Inuit land-claim groups have formed a company to invest directly in Arctic resource development in an effort to win more benefits and ensure that a greater share of mining profits remains in the North.
"We are looking at direct equity participation," said Charlie Evalik, head of the Kitikmeot Inuit Association, one of three groups that have come together to form the Nunavut Resources Corp.
"We now want to move up the mineral resource value chain to ensure that the people of Nunavut get more from their own resources."
While industry welcomes the move, environmentalists warn it could lead to serious conflicts of interest.
Until now, Inuit have benefited from mining solely through the jobs and training that new mines or exploration camps provide. Evalik said that leaves his people powerless to move mineral projects ahead and shuts them out of profits from resource sales.
Kitikmeot, as well as Nunavut Tunngavik Inc. and the Kivalliq Inuit Association, have raised just over $1 million and are looking for another $2 million in one-time funding from the federal government.
The cash would become working and seed money to enter private capital markets and raise dollars for individual projects. None of the money would come from land-claim settlements.
The company will probably start by building infrastructure, Evalik said.
"Say we build the airstrips and roads and lease it back to the mining company. We'll build and own the camp infrastructure or build and own oil tanks and lease them back."
The corporation is already in talks with Newmont Mining, which is developing the Hope Bay gold project in Nunavut, Evalik said.
A similar strategy is being used in the Western Arctic, where several aboriginal groups have formed a corporation and used private capital to buy a one-third share in the proposed Mackenzie Valley natural gas pipeline.
It's a good idea, said Rick Meyers of the Mining Association of Canada.
"One might expect that aboriginal groups would want to invest in the industry," he said. "I don't think the industry would have issues with them acquiring equity. They would be looked at seriously."
Aboriginal communities across the country are growing more familiar with mining and more comfortable with how to assess risks and benefits, he said. It's a good time for such proposals as industry confidence returns and activity picks up with the recovery in the global economy.
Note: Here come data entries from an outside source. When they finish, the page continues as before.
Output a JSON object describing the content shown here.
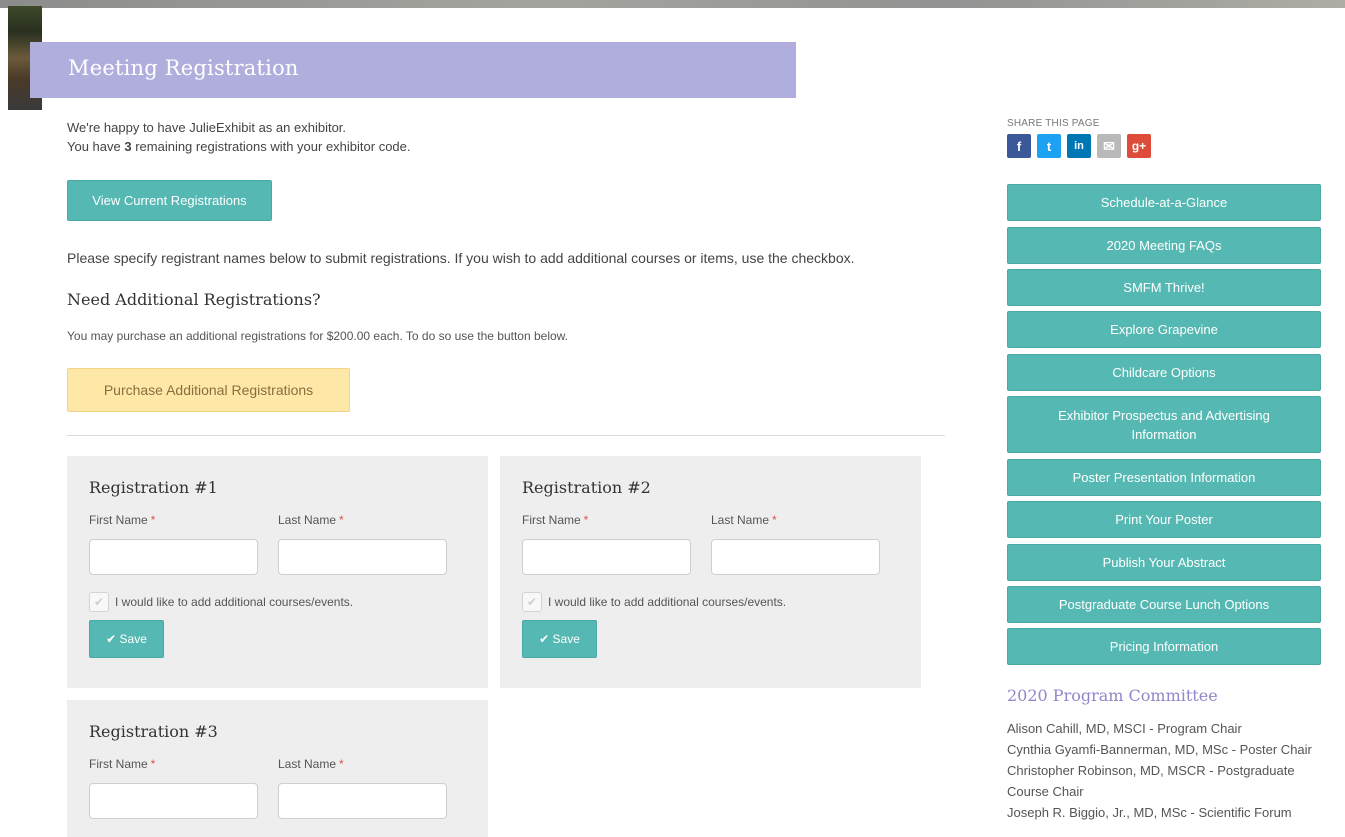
{
  "header": {
    "title": "Meeting Registration"
  },
  "intro": {
    "line1": "We're happy to have JulieExhibit as an exhibitor.",
    "line2_pre": "You have ",
    "line2_count": "3",
    "line2_post": " remaining registrations with your exhibitor code."
  },
  "view_button": "View Current Registrations",
  "instructions": "Please specify registrant names below to submit registrations. If you wish to add additional courses or items, use the checkbox.",
  "additional": {
    "heading": "Need Additional Registrations?",
    "note": "You may purchase an additional registrations for $200.00 each. To do so use the button below.",
    "button": "Purchase Additional Registrations"
  },
  "registrations": [
    {
      "title": "Registration #1",
      "first_label": "First Name",
      "last_label": "Last Name",
      "required_mark": "*",
      "first_value": "",
      "last_value": "",
      "checkbox_label": "I would like to add additional courses/events.",
      "save_label": "Save"
    },
    {
      "title": "Registration #2",
      "first_label": "First Name",
      "last_label": "Last Name",
      "required_mark": "*",
      "first_value": "",
      "last_value": "",
      "checkbox_label": "I would like to add additional courses/events.",
      "save_label": "Save"
    },
    {
      "title": "Registration #3",
      "first_label": "First Name",
      "last_label": "Last Name",
      "required_mark": "*",
      "first_value": "",
      "last_value": ""
    }
  ],
  "sidebar": {
    "share_label": "SHARE THIS PAGE",
    "share_icons": [
      {
        "name": "facebook-icon",
        "glyph": "f",
        "color": "#3b5998"
      },
      {
        "name": "twitter-icon",
        "glyph": "t",
        "color": "#1da1f2"
      },
      {
        "name": "linkedin-icon",
        "glyph": "in",
        "color": "#0077b5"
      },
      {
        "name": "email-icon",
        "glyph": "✉",
        "color": "#b9b9b9"
      },
      {
        "name": "google-plus-icon",
        "glyph": "g+",
        "color": "#dd4b39"
      }
    ],
    "links": [
      "Schedule-at-a-Glance",
      "2020 Meeting FAQs",
      "SMFM Thrive!",
      "Explore Grapevine",
      "Childcare Options",
      "Exhibitor Prospectus and Advertising Information",
      "Poster Presentation Information",
      "Print Your Poster",
      "Publish Your Abstract",
      "Postgraduate Course Lunch Options",
      "Pricing Information"
    ],
    "committee_title": "2020 Program Committee",
    "committee_members": [
      "Alison Cahill, MD, MSCI - Program Chair",
      "Cynthia Gyamfi-Bannerman, MD, MSc - Poster Chair",
      "Christopher Robinson, MD, MSCR - Postgraduate Course Chair",
      "Joseph R. Biggio, Jr., MD, MSc - Scientific Forum"
    ]
  },
  "colors": {
    "accent": "#55b8b2",
    "header": "#b0aedd",
    "warning_button": "#fde8a8",
    "committee_title": "#8e87c9"
  }
}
But Sandra Inutiq of the Nunavut-based environmental group Makita points out that these same land-claim groups also appoint representatives to the regulatory boards that make decisions on mining developments. Those same groups also negotiate impacts and benefits agreements between miners and local Inuit.
That could create conflicts of interest, she suggested.
"When there's any administrative body, they have to be independent and unbiased. It seems by creating this company ... the bias aspect, whether it's perceived or actual, is worrying."
One Inuit land-claim organization already owns a share in a uranium exploration company.
Evalik understands the concern.
"We're going to deal with it as and when it comes."
Meyers said any private company would want the same questions answered before it joined a deal. "They would want to make sure they're doing things at arm's length," he said.
"I don't think it's a major issue at this point. I can see where you'd want to manage your processes properly."
But even Inutiq sees the logic of the new company.
"It makes sense that Inuit would want to have the ability to invest in mining development."
By: Bob Weber, THE CANADIAN PRESS